What you need to do: Please give the listing again in its entirety, exactly as written.

Study material:
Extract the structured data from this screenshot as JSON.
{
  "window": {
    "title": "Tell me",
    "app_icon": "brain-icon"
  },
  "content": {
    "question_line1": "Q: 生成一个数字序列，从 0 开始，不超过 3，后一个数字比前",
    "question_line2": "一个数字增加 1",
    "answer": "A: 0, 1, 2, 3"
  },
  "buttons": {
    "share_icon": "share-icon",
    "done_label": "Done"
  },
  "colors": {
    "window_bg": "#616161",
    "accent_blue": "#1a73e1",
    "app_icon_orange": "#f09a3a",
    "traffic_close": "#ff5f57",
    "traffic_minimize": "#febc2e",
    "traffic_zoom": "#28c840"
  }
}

Worked solution:
Extract the structured data from this screenshot as JSON.
{
  "window": {
    "title": "Tell me",
    "app_icon": "brain-icon"
  },
  "content": {
    "question_line1": "Q: 生成一个数字序列，从 0 开始，不超过 3，后一个数字比前",
    "question_line2": "一个数字增加 1",
    "answer": "A: 0, 1, 2, 3"
  },
  "buttons": {
    "share_icon": "share-icon",
    "done_label": "Done"
  },
  "colors": {
    "window_bg": "#616161",
    "accent_blue": "#1a73e1",
    "app_icon_orange": "#f09a3a",
    "traffic_close": "#ff5f57",
    "traffic_minimize": "#febc2e",
    "traffic_zoom": "#28c840"
  }
}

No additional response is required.